We promote the ABCs and 123s of Water Safety. The ABCs are geared toward adults, and the 123s are geared toward children. The Michael Phelps Foundation recommends removing any toys and floats from in and around the pool when not in use as these can attract young children to the pool. An adult should supervise children at all times. Remember to practice safety when around water.
“I was first introduced to swimming through a water safety program, and it’s been one of my goals to help every child learn to swim. While swimming is a lifesaving skill, it’s still important – no matter who you are – to be careful around the water. I’m competitive and love to play games, especially in the pool, but I want everybody to know that some basic tips apply to us all – never swim alone and never hold your breath for an extended time. Shallow water blackout is lethal but also preventable, so please educate yourself and your loved ones about the importance of water safety.” – Michael Phelps
We are excited to partner with PAW Patrol and share the important message of water safety worldwide. Check out the Michael Phelps Foundation and Paw Patrol SafetyFirst Water Safety Tool Kit here.
ABCs of Water Safety for Adults
Parents, teach your children never to get in the pool without an adult.
Put your cell phone away.
Stay engaged with your child.
Never be more than an arms-length away.
If you are at a public pool, ensure a certified lifeguard is on duty.
Assign a water watcher: determine which adult in your party is in charge of exclusively watching the children in the water. Take turns! But be aware that it is important to communicate who the watcher is.
All pools should have a barrier around them.
Make sure the door is closed leading into the pool. You do not want people coming in or out without you knowing it
If you have a backyard pool, be sure to have a secure barrier and check to make sure your drains are compliant with VGB

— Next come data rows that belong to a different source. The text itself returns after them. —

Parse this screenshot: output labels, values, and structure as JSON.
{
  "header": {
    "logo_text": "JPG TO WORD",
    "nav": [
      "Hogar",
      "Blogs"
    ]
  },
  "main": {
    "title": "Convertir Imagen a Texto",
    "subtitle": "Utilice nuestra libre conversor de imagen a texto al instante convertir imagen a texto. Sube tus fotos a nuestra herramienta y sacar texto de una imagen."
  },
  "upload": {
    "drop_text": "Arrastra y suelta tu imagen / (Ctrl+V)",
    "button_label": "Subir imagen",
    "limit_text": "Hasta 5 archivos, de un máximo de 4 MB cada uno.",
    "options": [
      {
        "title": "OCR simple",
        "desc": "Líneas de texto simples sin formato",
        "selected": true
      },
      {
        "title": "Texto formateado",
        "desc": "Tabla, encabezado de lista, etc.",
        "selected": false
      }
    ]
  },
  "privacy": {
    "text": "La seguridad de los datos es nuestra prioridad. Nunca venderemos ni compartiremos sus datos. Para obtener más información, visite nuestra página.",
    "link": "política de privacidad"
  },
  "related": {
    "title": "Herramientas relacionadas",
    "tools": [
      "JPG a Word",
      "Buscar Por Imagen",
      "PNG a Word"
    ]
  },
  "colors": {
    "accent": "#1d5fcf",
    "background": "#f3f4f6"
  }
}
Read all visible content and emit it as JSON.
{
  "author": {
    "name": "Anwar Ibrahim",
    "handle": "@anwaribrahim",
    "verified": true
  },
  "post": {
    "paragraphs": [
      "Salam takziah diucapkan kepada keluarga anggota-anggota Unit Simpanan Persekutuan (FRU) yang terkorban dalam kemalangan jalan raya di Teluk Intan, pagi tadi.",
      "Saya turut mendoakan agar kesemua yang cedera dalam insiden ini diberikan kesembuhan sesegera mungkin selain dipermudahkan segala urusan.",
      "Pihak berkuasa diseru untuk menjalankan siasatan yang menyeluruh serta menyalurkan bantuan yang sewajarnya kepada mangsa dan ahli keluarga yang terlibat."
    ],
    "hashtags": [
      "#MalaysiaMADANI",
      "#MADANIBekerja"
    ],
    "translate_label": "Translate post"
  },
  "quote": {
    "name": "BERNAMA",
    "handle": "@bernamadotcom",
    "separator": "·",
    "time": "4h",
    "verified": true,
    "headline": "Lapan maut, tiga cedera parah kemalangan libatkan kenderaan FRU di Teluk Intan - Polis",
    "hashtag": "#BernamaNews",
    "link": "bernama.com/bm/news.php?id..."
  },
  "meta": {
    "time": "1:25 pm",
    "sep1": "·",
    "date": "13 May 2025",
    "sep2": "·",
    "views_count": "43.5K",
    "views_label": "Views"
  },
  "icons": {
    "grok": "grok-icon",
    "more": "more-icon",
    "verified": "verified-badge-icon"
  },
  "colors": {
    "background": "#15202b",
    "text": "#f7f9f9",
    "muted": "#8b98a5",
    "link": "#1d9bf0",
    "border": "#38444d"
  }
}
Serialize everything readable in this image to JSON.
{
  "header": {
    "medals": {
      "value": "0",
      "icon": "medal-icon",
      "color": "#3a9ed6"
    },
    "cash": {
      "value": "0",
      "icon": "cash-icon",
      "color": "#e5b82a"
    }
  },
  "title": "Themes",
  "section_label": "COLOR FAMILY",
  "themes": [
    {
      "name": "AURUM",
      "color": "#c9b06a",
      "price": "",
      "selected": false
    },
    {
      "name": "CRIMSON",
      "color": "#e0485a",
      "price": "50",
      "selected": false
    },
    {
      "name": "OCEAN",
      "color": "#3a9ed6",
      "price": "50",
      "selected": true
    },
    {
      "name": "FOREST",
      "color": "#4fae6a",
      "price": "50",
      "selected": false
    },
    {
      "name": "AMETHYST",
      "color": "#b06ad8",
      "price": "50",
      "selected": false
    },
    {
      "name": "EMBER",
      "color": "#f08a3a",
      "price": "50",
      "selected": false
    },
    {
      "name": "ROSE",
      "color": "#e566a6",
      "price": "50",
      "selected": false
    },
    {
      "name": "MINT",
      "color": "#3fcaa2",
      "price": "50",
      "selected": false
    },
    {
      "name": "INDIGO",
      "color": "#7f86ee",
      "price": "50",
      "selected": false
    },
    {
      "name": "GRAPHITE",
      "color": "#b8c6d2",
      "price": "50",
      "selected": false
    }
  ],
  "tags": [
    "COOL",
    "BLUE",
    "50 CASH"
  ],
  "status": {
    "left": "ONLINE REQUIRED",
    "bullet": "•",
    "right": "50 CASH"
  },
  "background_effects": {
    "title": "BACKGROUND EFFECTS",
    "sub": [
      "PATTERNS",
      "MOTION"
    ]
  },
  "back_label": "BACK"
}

Be aware if there are barriers set up at a public pool. Only swim where it is permitted
Enroll your children in swim lessons. Look for lessons that teach the children to be comfortable and confident in the water. Swimmers need to understand and “feel” buoyancy and balance to make them safer in the water. This approach helps children to react to new situations that may occur in the water
Consider taking some swimming classes to brush up on your swimming skills
Take a CPR class. CPR is essential in an emergency.
The 1, 2, 3s of Water Safety for Children
1. Never swim alone
Never swim alone
Be sure to stay with your parents or other adults.
Be sure to tell your adult that you are going in the water
Remind your adult to watch you
Learn what a lifeguard is and where they sit or stand